Content starts
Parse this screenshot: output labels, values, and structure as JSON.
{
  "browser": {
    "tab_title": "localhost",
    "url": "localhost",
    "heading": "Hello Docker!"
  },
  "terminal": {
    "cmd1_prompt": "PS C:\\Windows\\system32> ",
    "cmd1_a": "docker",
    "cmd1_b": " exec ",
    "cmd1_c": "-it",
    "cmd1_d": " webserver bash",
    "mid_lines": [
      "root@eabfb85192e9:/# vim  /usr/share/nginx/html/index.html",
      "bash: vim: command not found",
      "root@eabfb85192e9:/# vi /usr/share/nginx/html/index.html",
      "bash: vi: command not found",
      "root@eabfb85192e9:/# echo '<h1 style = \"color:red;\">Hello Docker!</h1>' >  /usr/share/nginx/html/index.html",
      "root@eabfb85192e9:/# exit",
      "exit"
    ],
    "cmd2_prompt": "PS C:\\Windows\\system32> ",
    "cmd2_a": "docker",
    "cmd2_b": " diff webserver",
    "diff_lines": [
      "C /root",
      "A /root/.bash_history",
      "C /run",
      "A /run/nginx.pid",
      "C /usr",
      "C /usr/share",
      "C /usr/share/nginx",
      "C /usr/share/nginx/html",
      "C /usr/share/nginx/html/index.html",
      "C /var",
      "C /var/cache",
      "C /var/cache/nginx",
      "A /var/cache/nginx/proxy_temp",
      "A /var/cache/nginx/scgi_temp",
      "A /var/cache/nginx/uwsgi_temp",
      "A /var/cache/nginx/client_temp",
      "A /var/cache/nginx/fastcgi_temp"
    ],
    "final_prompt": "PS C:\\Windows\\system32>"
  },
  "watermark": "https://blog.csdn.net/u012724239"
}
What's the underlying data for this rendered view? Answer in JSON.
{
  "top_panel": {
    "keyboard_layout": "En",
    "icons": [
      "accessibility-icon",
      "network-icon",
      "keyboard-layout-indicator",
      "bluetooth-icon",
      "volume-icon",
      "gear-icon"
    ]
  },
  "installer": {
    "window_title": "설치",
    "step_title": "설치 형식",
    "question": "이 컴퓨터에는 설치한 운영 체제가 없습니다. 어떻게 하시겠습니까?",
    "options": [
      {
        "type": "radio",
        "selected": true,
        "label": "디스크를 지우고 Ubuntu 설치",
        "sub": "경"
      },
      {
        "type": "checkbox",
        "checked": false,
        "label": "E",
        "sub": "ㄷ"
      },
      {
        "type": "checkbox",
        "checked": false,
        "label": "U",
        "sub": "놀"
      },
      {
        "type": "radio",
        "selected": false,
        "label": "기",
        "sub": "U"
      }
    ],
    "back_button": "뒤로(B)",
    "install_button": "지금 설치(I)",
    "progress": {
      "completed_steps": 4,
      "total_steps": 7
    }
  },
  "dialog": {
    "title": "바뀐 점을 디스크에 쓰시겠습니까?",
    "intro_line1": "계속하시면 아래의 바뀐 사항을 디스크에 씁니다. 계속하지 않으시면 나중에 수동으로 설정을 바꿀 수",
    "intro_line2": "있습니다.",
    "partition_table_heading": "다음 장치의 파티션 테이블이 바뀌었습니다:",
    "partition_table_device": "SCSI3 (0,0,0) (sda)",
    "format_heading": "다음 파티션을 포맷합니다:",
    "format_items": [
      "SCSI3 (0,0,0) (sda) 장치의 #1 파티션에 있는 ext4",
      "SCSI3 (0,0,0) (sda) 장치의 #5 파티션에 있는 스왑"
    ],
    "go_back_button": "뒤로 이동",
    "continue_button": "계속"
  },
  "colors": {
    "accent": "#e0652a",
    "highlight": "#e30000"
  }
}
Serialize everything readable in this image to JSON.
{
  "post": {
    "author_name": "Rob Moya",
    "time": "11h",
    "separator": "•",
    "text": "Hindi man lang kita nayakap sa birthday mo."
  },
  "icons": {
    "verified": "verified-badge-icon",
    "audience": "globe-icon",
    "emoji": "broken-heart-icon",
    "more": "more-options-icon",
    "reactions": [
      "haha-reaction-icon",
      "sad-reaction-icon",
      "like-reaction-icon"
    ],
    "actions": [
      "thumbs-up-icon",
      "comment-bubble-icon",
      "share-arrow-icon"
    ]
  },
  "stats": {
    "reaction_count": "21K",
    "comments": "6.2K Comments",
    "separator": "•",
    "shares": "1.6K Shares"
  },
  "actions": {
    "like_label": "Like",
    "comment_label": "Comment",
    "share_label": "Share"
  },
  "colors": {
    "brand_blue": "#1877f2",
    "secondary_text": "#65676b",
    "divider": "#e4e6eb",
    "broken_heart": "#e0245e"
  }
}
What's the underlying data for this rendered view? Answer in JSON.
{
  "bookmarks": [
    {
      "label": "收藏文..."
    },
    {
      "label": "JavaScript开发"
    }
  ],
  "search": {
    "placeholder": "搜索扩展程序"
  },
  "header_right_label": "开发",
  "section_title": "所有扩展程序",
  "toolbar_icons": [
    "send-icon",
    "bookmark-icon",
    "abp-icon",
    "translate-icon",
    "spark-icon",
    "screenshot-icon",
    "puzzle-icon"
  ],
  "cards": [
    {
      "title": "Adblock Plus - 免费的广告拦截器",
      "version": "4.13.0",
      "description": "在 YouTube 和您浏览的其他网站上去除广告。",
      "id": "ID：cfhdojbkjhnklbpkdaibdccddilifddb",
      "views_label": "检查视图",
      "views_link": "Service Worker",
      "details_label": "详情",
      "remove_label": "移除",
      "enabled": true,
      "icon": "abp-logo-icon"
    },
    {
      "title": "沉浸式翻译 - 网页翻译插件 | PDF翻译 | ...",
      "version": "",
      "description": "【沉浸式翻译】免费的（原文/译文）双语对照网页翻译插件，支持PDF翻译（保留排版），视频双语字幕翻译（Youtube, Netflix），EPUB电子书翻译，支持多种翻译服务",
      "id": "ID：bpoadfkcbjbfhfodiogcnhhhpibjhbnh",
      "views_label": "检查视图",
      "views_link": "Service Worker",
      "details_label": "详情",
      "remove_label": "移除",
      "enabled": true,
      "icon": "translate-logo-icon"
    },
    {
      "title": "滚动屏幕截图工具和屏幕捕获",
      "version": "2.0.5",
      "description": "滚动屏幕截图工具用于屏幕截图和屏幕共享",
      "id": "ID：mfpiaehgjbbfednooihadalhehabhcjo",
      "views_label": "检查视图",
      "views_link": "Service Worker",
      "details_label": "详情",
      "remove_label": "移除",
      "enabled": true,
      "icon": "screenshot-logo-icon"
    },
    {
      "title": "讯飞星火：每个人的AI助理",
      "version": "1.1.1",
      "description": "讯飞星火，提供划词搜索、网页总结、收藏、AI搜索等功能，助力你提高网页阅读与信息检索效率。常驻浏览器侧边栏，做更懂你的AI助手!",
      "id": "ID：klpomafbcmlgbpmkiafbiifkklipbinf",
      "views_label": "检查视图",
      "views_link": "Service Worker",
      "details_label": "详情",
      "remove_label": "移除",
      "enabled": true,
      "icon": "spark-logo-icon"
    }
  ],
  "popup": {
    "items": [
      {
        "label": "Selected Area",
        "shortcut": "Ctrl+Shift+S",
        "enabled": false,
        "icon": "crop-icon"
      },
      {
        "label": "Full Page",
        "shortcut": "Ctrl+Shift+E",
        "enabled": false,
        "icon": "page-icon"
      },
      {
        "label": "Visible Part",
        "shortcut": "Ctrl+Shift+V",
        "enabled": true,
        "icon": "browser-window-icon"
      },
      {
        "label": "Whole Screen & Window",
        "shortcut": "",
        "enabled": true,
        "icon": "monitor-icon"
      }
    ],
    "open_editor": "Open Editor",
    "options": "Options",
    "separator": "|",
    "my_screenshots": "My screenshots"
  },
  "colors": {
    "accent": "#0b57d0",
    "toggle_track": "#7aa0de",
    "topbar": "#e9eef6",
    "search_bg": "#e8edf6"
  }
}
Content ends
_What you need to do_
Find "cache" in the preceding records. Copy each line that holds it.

_Response box_
      "C /var/cache",
      "C /var/cache/nginx",
      "A /var/cache/nginx/proxy_temp",
      "A /var/cache/nginx/scgi_temp",
      "A /var/cache/nginx/uwsgi_temp",
      "A /var/cache/nginx/client_temp",
      "A /var/cache/nginx/fastcgi_temp"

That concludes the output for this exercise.